Months passed and after returning to the United States, deciding what to do with my life after graduation became top priority. Based on my senior thesis work and internship as an urban planner in New Mexico, I eventually decided to pursue additional higher education in order to gain future employment in the urban planning field. However, within the urban planning umbrella, there are numerous specializations available to prospective employees; transportation, law, and economic development, among others. Drawing from my experience at the Mono Lake Committee, I decided to focus on ecological planning—the sustainable and seamless protection and integration of the natural environment into the greater urban sphere. Had I not worked at the Committee I would have likely never considered specializing in environmental planning; however that is far from the only way in which my work and my life in the basin has inspired and/or helped me. When hearing back from graduate programs, their strongest praises often reflected my previous experience in urban planning (which my internship with the Committee helped me secure) and my senior thesis work (which was inspired by my work at Mono). Had I never worked in the Eastern Sierra, my life would be very different today!

Adam, Grace, and Matt prepare for a morning of leading canoe tours on Mono Lake. Photo by Sandra Noll.
Adam, Grace, and Matt prepare for a morning of leading canoe tours on Mono Lake. Photo by Sandra Noll.

Roughly eight months ago, I called Membership Assistant Terry in order to renew my Committee membership. While on the phone I impulsively decided to inquire regarding the possibility of working as a summer intern again. After some back-and-forth with Terry and Office Director Jess I was offered and accepted another summer intern position, bringing my experience in the Eastern Sierra full-circle.

This summer has been an incredible experience—it has been fantastic to work with both the familiar and new faces at the Committee; they are a great group of people doing even greater things. The varied work they do and the passion they exude inspires me to strive for the best. I also have been able to explore so many new areas, both near to and far from the Mono Basin. For example, last month I decided on a whim to purchase the last available day-hike permit for Mt. Whitney and visited the highest (Mt. Whitney: 14,505 feet above sea level) and lowest points (Badwater Basin: -282 feet) in the continental United States within the same 24 hour span.

Although I fear this may be my final time working at the Committee (I doubt they’ll have any need for an urban planner anytime soon), I indubitably plan on returning to the Mono Basin as often as I am able and remain deeply appreciative of all the invaluable experience I have gained while working here.

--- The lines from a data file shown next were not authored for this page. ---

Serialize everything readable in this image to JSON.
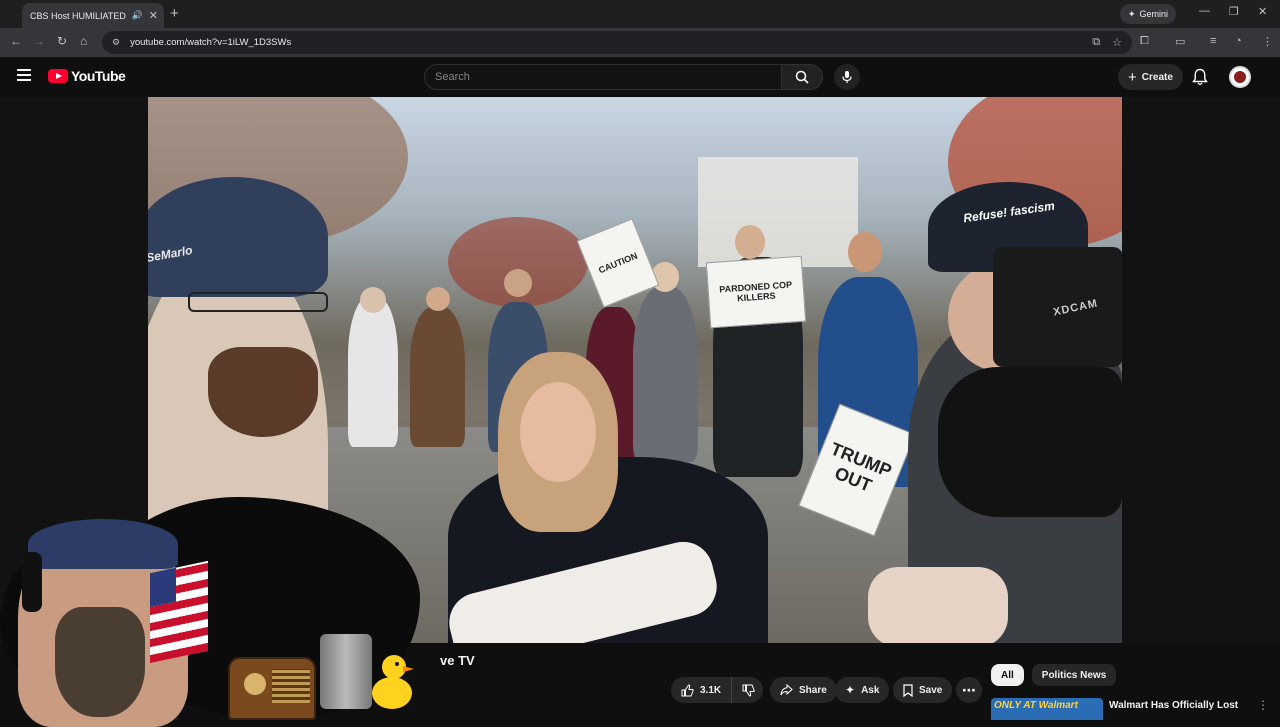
{
  "browser": {
    "tab_title": "CBS Host HUMILIATED Afte",
    "new_tab": "+",
    "gemini_label": "Gemini",
    "url": "youtube.com/watch?v=1iLW_1D3SWs"
  },
  "header": {
    "logo_text": "YouTube",
    "search_placeholder": "Search",
    "create_label": "Create"
  },
  "video": {
    "hat_text": "Refuse! fascism",
    "camera_brand": "XDCAM",
    "cap_text": "SeMarlo",
    "sign_1": "CAUTION",
    "sign_2": "PARDONED COP KILLERS",
    "sign_3": "TRUMP OUT"
  },
  "info": {
    "channel_fragment": "ve TV",
    "like_count": "3.1K",
    "share_label": "Share",
    "ask_label": "Ask",
    "save_label": "Save"
  },
  "chips": [
    "All",
    "Politics News"
  ],
  "recommendation": {
    "thumb_text": "ONLY AT Walmart",
    "title": "Walmart Has Officially Lost"
  }
}
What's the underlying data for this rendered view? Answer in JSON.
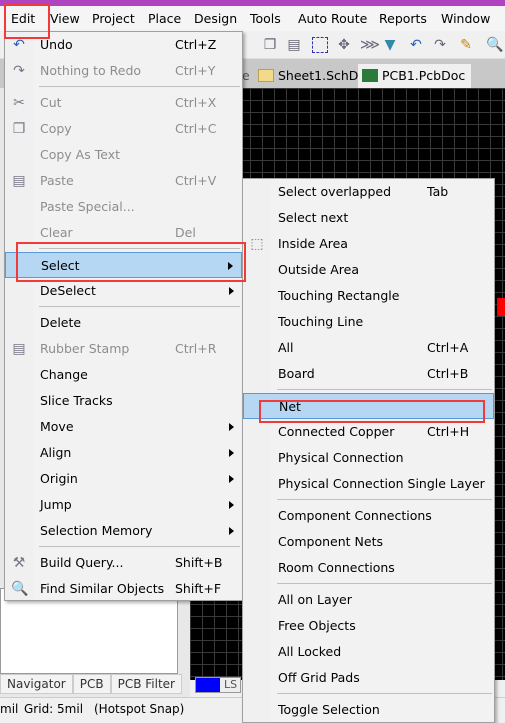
{
  "menubar": {
    "items": [
      "Edit",
      "View",
      "Project",
      "Place",
      "Design",
      "Tools",
      "Auto Route",
      "Reports",
      "Window"
    ]
  },
  "tabs": {
    "partial": "e",
    "sheet": "Sheet1.SchDoc",
    "pcb": "PCB1.PcbDoc"
  },
  "panel_tabs": [
    "Navigator",
    "PCB",
    "PCB Filter"
  ],
  "layer": {
    "label": "LS",
    "color": "#0000ff"
  },
  "status": {
    "unit": "mil",
    "grid": "Grid: 5mil",
    "snap": "(Hotspot Snap)"
  },
  "edit_menu": [
    {
      "label": "Undo",
      "shortcut": "Ctrl+Z",
      "icon": "undo-icon"
    },
    {
      "label": "Nothing to Redo",
      "shortcut": "Ctrl+Y",
      "icon": "redo-icon",
      "disabled": true
    },
    {
      "sep": true
    },
    {
      "label": "Cut",
      "shortcut": "Ctrl+X",
      "icon": "scissors-icon",
      "disabled": true
    },
    {
      "label": "Copy",
      "shortcut": "Ctrl+C",
      "icon": "copy-icon",
      "disabled": true
    },
    {
      "label": "Copy As Text",
      "disabled": true
    },
    {
      "label": "Paste",
      "shortcut": "Ctrl+V",
      "icon": "paste-icon",
      "disabled": true
    },
    {
      "label": "Paste Special...",
      "disabled": true
    },
    {
      "label": "Clear",
      "shortcut": "Del",
      "disabled": true
    },
    {
      "sep": true
    },
    {
      "label": "Select",
      "submenu": true,
      "highlighted": true
    },
    {
      "label": "DeSelect",
      "submenu": true
    },
    {
      "sep": true
    },
    {
      "label": "Delete"
    },
    {
      "label": "Rubber Stamp",
      "shortcut": "Ctrl+R",
      "icon": "rubber-stamp-icon",
      "disabled": true
    },
    {
      "label": "Change"
    },
    {
      "label": "Slice Tracks"
    },
    {
      "label": "Move",
      "submenu": true
    },
    {
      "label": "Align",
      "submenu": true
    },
    {
      "label": "Origin",
      "submenu": true
    },
    {
      "label": "Jump",
      "submenu": true
    },
    {
      "label": "Selection Memory",
      "submenu": true
    },
    {
      "sep": true
    },
    {
      "label": "Build Query...",
      "shortcut": "Shift+B",
      "icon": "build-query-icon"
    },
    {
      "label": "Find Similar Objects",
      "shortcut": "Shift+F",
      "icon": "magnifier-icon"
    }
  ],
  "select_menu": [
    {
      "label": "Select overlapped",
      "shortcut": "Tab"
    },
    {
      "label": "Select next"
    },
    {
      "label": "Inside Area",
      "icon": "dashed-rect-icon"
    },
    {
      "label": "Outside Area"
    },
    {
      "label": "Touching Rectangle"
    },
    {
      "label": "Touching Line"
    },
    {
      "label": "All",
      "shortcut": "Ctrl+A"
    },
    {
      "label": "Board",
      "shortcut": "Ctrl+B"
    },
    {
      "sep": true
    },
    {
      "label": "Net",
      "highlighted": true
    },
    {
      "label": "Connected Copper",
      "shortcut": "Ctrl+H"
    },
    {
      "label": "Physical Connection"
    },
    {
      "label": "Physical Connection Single Layer"
    },
    {
      "sep": true
    },
    {
      "label": "Component Connections"
    },
    {
      "label": "Component Nets"
    },
    {
      "label": "Room Connections"
    },
    {
      "sep": true
    },
    {
      "label": "All on Layer"
    },
    {
      "label": "Free Objects"
    },
    {
      "label": "All Locked"
    },
    {
      "label": "Off Grid Pads"
    },
    {
      "sep": true
    },
    {
      "label": "Toggle Selection"
    }
  ],
  "colors": {
    "highlight": "#b5d7f3",
    "annotation_red": "#f23a3a"
  }
}
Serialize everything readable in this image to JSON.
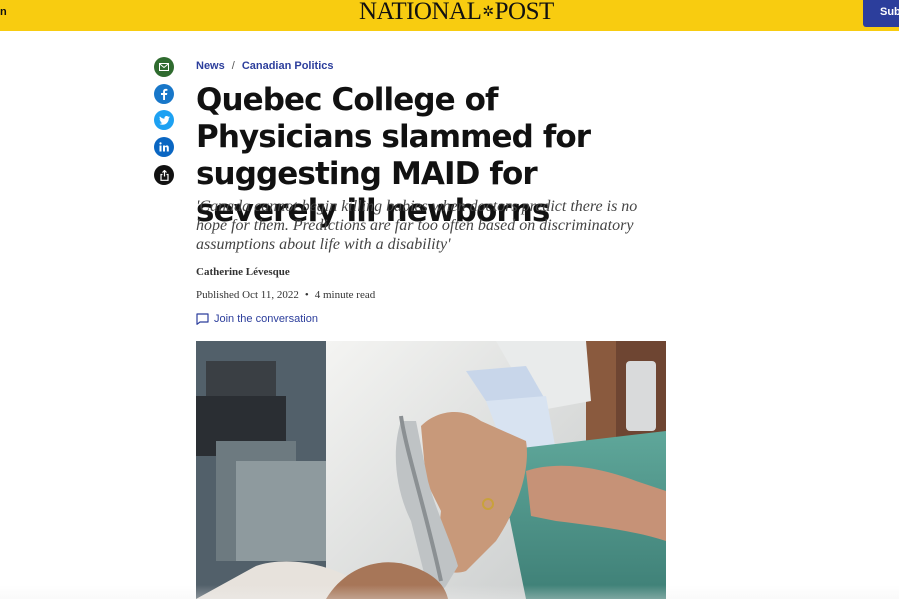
{
  "header": {
    "left_glyph": "n",
    "logo_left": "NATIONAL",
    "logo_right": "POST",
    "subscribe_label": "Sub"
  },
  "share": {
    "icons": [
      "email-icon",
      "facebook-icon",
      "twitter-icon",
      "linkedin-icon",
      "share-icon"
    ],
    "colors": {
      "email": "#2f6b2f",
      "facebook": "#1877c9",
      "twitter": "#1da1f2",
      "linkedin": "#0a66c2",
      "share": "#111111"
    }
  },
  "article": {
    "breadcrumb": {
      "section": "News",
      "separator": "/",
      "subsection": "Canadian Politics"
    },
    "headline": "Quebec College of Physicians slammed for suggesting MAID for severely ill newborns",
    "dek": "'Canada cannot begin killing babies when doctors predict there is no hope for them. Predictions are far too often based on discriminatory assumptions about life with a disability'",
    "author": "Catherine Lévesque",
    "published": "Published Oct 11, 2022",
    "read_time": "4 minute read",
    "join_label": "Join the conversation"
  },
  "colors": {
    "brand_yellow": "#f8cc10",
    "link_blue": "#2c3e9c"
  }
}
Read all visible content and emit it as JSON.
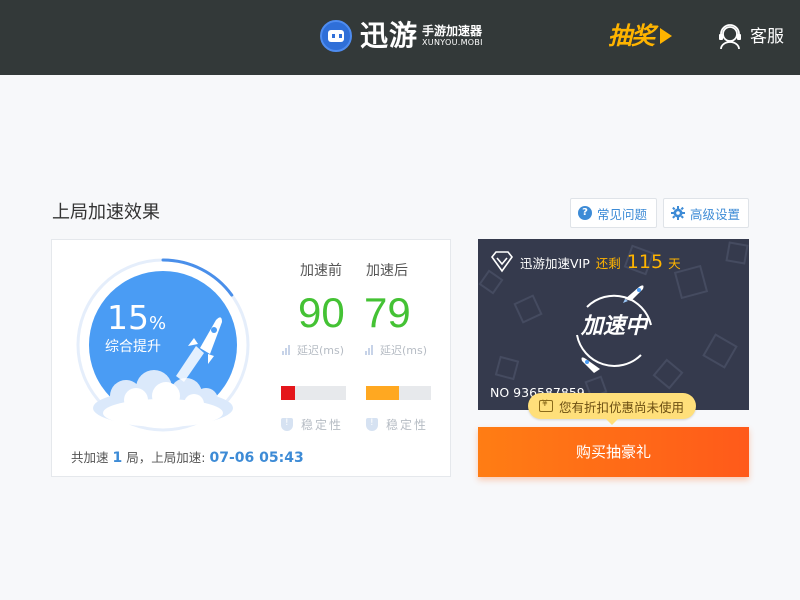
{
  "header": {
    "logo_name": "迅游",
    "logo_sub": "手游加速器",
    "logo_domain": "XUNYOU.MOBI",
    "lottery_label": "抽奖",
    "service_label": "客服"
  },
  "section": {
    "title": "上局加速效果",
    "faq_label": "常见问题",
    "advanced_label": "高级设置"
  },
  "result": {
    "percent": "15",
    "percent_sign": "%",
    "improve_label": "综合提升",
    "gauge_fraction": 0.15,
    "before_label": "加速前",
    "after_label": "加速后",
    "before_value": "90",
    "after_value": "79",
    "latency_label": "延迟(ms)",
    "stability_label": "稳定性",
    "before_stability": 0.22,
    "after_stability": 0.5,
    "before_bar_color": "#e4161b",
    "after_bar_color": "#ffa821",
    "count_prefix": "共加速",
    "count_value": "1",
    "count_suffix": "局，上局加速:",
    "last_time": "07-06 05:43"
  },
  "vip": {
    "title": "迅游加速VIP",
    "remain_label": "还剩",
    "days": "115",
    "days_unit": "天",
    "status": "加速中",
    "number": "NO 936587859",
    "coupon_text": "您有折扣优惠尚未使用",
    "buy_label": "购买抽豪礼"
  },
  "colors": {
    "header_bg": "#333939",
    "accent_blue": "#3d8bd6",
    "green": "#44c234",
    "orange": "#ff7d14",
    "gold": "#ffb400"
  }
}
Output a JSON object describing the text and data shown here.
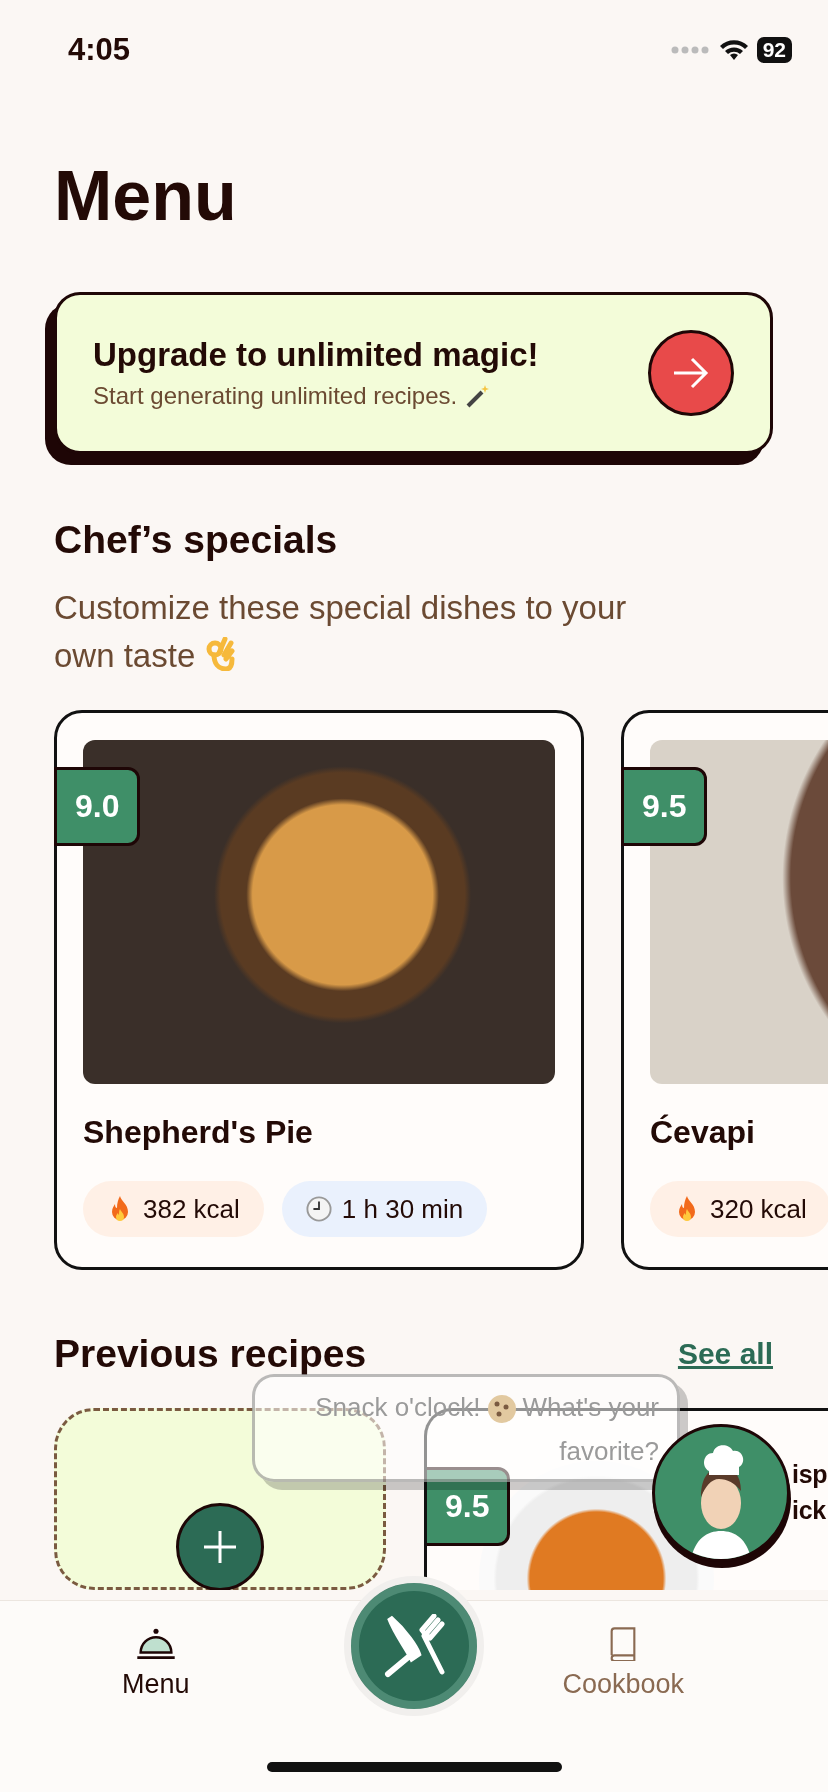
{
  "status_bar": {
    "time": "4:05",
    "battery": "92"
  },
  "title": "Menu",
  "promo": {
    "title": "Upgrade to unlimited magic!",
    "subtitle": "Start generating unlimited recipes."
  },
  "specials": {
    "heading": "Chef’s specials",
    "subtitle_lines": [
      "Customize these special dishes to your",
      "own taste"
    ],
    "cards": [
      {
        "score": "9.0",
        "name": "Shepherd's Pie",
        "chips": [
          {
            "kind": "calories",
            "text": "382 kcal"
          },
          {
            "kind": "time",
            "text": "1 h 30 min"
          }
        ]
      },
      {
        "score": "9.5",
        "name": "Ćevapi",
        "chips": [
          {
            "kind": "calories",
            "text": "320 kcal"
          }
        ]
      }
    ]
  },
  "previous": {
    "heading": "Previous recipes",
    "see_all": "See all",
    "recipes": [
      {
        "score": "9.5",
        "title_lines": [
          "isp",
          "ick"
        ]
      }
    ]
  },
  "chat_bubble": {
    "before": "Snack o'clock!",
    "after": "What's your favorite?"
  },
  "nav": {
    "tabs": [
      {
        "label": "Menu",
        "selected": true
      },
      {
        "label": "Cookbook",
        "selected": false
      }
    ]
  }
}
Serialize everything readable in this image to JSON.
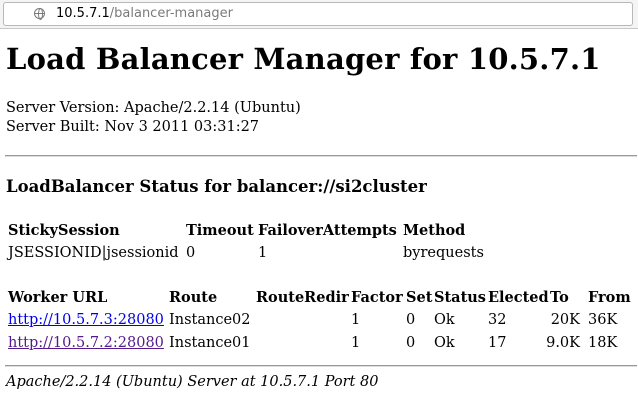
{
  "address_bar": {
    "host": "10.5.7.1",
    "path": "/balancer-manager"
  },
  "page": {
    "title": "Load Balancer Manager for 10.5.7.1",
    "server_version": "Server Version: Apache/2.2.14 (Ubuntu)",
    "server_built": "Server Built: Nov 3 2011 03:31:27",
    "balancer_heading": "LoadBalancer Status for balancer://si2cluster"
  },
  "balancer_table": {
    "headers": [
      "StickySession",
      "Timeout",
      "FailoverAttempts",
      "Method"
    ],
    "row": [
      "JSESSIONID|jsessionid",
      "0",
      "1",
      "byrequests"
    ]
  },
  "workers_table": {
    "headers": [
      "Worker URL",
      "Route",
      "RouteRedir",
      "Factor",
      "Set",
      "Status",
      "Elected",
      "To",
      "From"
    ],
    "rows": [
      {
        "url": "http://10.5.7.3:28080",
        "route": "Instance02",
        "route_redir": "",
        "factor": "1",
        "set": "0",
        "status": "Ok",
        "elected": "32",
        "to": "20K",
        "from": "36K"
      },
      {
        "url": "http://10.5.7.2:28080",
        "route": "Instance01",
        "route_redir": "",
        "factor": "1",
        "set": "0",
        "status": "Ok",
        "elected": "17",
        "to": "9.0K",
        "from": "18K"
      }
    ]
  },
  "footer": "Apache/2.2.14 (Ubuntu) Server at 10.5.7.1 Port 80",
  "colors": {
    "link": "#0000ee",
    "visited_link": "#551a8b"
  }
}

To conclude, both working and living in the Eastern Sierra has been a life-changing experience; without the Mono Lake Committee I would not be the same person who I am today, for which I am deeply thankful.

The 2016 Mono Lake Committee staff. Adam is on the far right in the third row from the bottom. Photo by Bartshe Miller.
The 2016 Mono Lake Committee staff. Adam is on the far right in the third row from the bottom. Photo by Bartshe Miller.

One comment

  1. This place has that effect on people. We first visited while camping at Virginia Lakes in 1994. Later we became part time residents. Two of our offspring were MLC Interns. Our daughter brought 15 of her closest friends to LV to celebrate the 4th of July this year. This is a wonderful town in a very special location.
    Enjoy (?) Utah and make the most of your time there.